Input records =
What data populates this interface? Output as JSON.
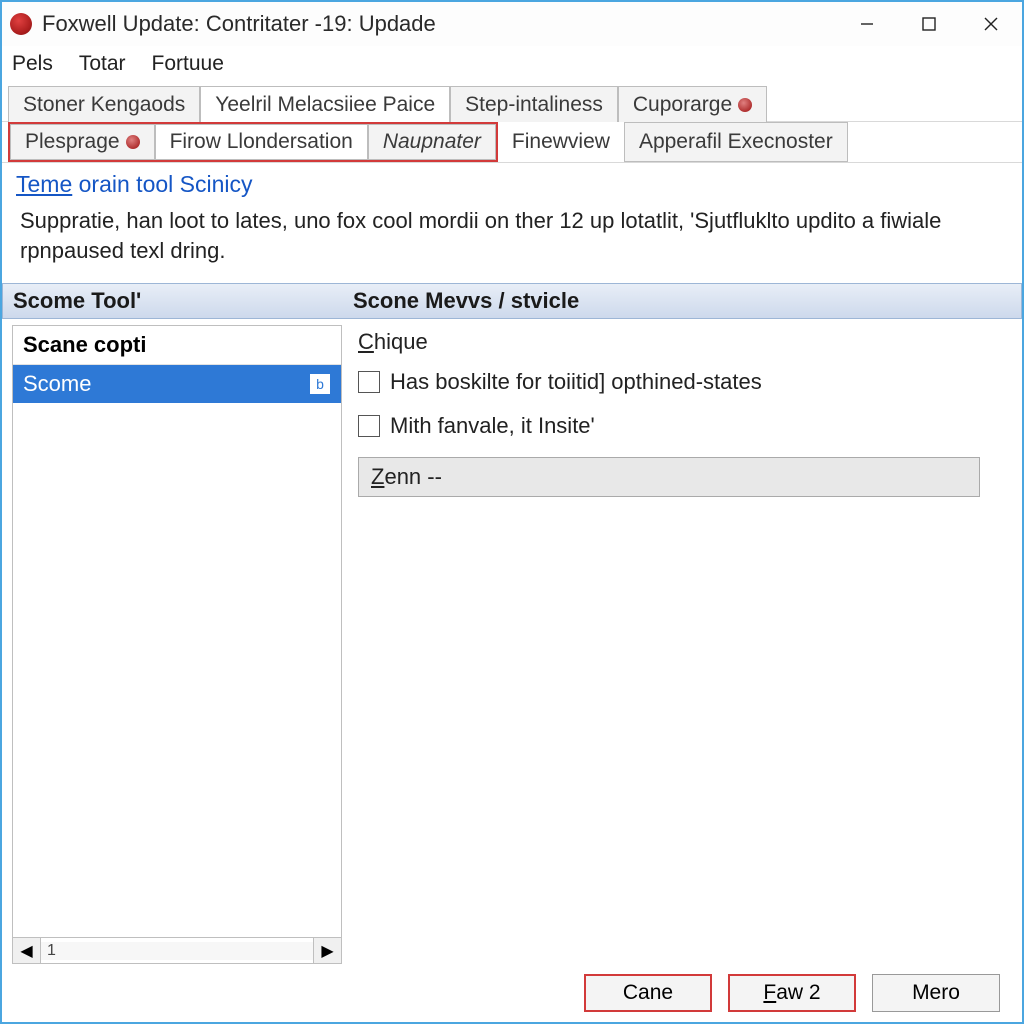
{
  "titlebar": {
    "title": "Foxwell Update: Contritater -19: Updade"
  },
  "menubar": {
    "items": [
      "Pels",
      "Totar",
      "Fortuue"
    ]
  },
  "tabs_row1": [
    {
      "label": "Stoner Kengaods",
      "active": false,
      "dot": false
    },
    {
      "label": "Yeelril Melacsiiee Paice",
      "active": true,
      "dot": false
    },
    {
      "label": "Step-intaliness",
      "active": false,
      "dot": false
    },
    {
      "label": "Cuporarge",
      "active": false,
      "dot": true
    }
  ],
  "tabs_row2_group": [
    {
      "label": "Plesprage",
      "dot": true
    },
    {
      "label": "Firow Llondersation",
      "dot": false
    },
    {
      "label": "Naupnater",
      "dot": false,
      "italic": true
    }
  ],
  "tabs_row2_rest": [
    {
      "label": "Finewview"
    },
    {
      "label": "Apperafil Execnoster"
    }
  ],
  "section": {
    "heading_underlined": "Teme",
    "heading_rest": " orain tool Scinicy",
    "description": "Suppratie, han loot to lates, uno fox cool mordii on ther 12 up lotatlit, 'Sjutfluklto updito a fiwiale rpnpaused texl dring."
  },
  "columns": {
    "left_header": "Scome Tool'",
    "right_header": "Scone Mevvs / stvicle"
  },
  "left_pane": {
    "header": "Scane copti",
    "item": "Scome",
    "item_badge": "b",
    "scroll_page": "1"
  },
  "right_pane": {
    "heading_u": "C",
    "heading_rest": "hique",
    "checkbox1": "Has boskilte for toiitid] opthined-states",
    "checkbox2": "Mith fanvale, it Insite'",
    "zenn_u": "Z",
    "zenn_rest": "enn --"
  },
  "footer": {
    "btn1": "Cane",
    "btn2_u": "F",
    "btn2_rest": "aw 2",
    "btn3": "Mero"
  }
}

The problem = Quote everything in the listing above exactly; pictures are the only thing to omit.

Response box =
What data populates this interface? Output as JSON.
{
  "titlebar": {
    "title": "Foxwell Update: Contritater -19: Updade"
  },
  "menubar": {
    "items": [
      "Pels",
      "Totar",
      "Fortuue"
    ]
  },
  "tabs_row1": [
    {
      "label": "Stoner Kengaods",
      "active": false,
      "dot": false
    },
    {
      "label": "Yeelril Melacsiiee Paice",
      "active": true,
      "dot": false
    },
    {
      "label": "Step-intaliness",
      "active": false,
      "dot": false
    },
    {
      "label": "Cuporarge",
      "active": false,
      "dot": true
    }
  ],
  "tabs_row2_group": [
    {
      "label": "Plesprage",
      "dot": true
    },
    {
      "label": "Firow Llondersation",
      "dot": false
    },
    {
      "label": "Naupnater",
      "dot": false,
      "italic": true
    }
  ],
  "tabs_row2_rest": [
    {
      "label": "Finewview"
    },
    {
      "label": "Apperafil Execnoster"
    }
  ],
  "section": {
    "heading_underlined": "Teme",
    "heading_rest": " orain tool Scinicy",
    "description": "Suppratie, han loot to lates, uno fox cool mordii on ther 12 up lotatlit, 'Sjutfluklto updito a fiwiale rpnpaused texl dring."
  },
  "columns": {
    "left_header": "Scome Tool'",
    "right_header": "Scone Mevvs / stvicle"
  },
  "left_pane": {
    "header": "Scane copti",
    "item": "Scome",
    "item_badge": "b",
    "scroll_page": "1"
  },
  "right_pane": {
    "heading_u": "C",
    "heading_rest": "hique",
    "checkbox1": "Has boskilte for toiitid] opthined-states",
    "checkbox2": "Mith fanvale, it Insite'",
    "zenn_u": "Z",
    "zenn_rest": "enn --"
  },
  "footer": {
    "btn1": "Cane",
    "btn2_u": "F",
    "btn2_rest": "aw 2",
    "btn3": "Mero"
  }
}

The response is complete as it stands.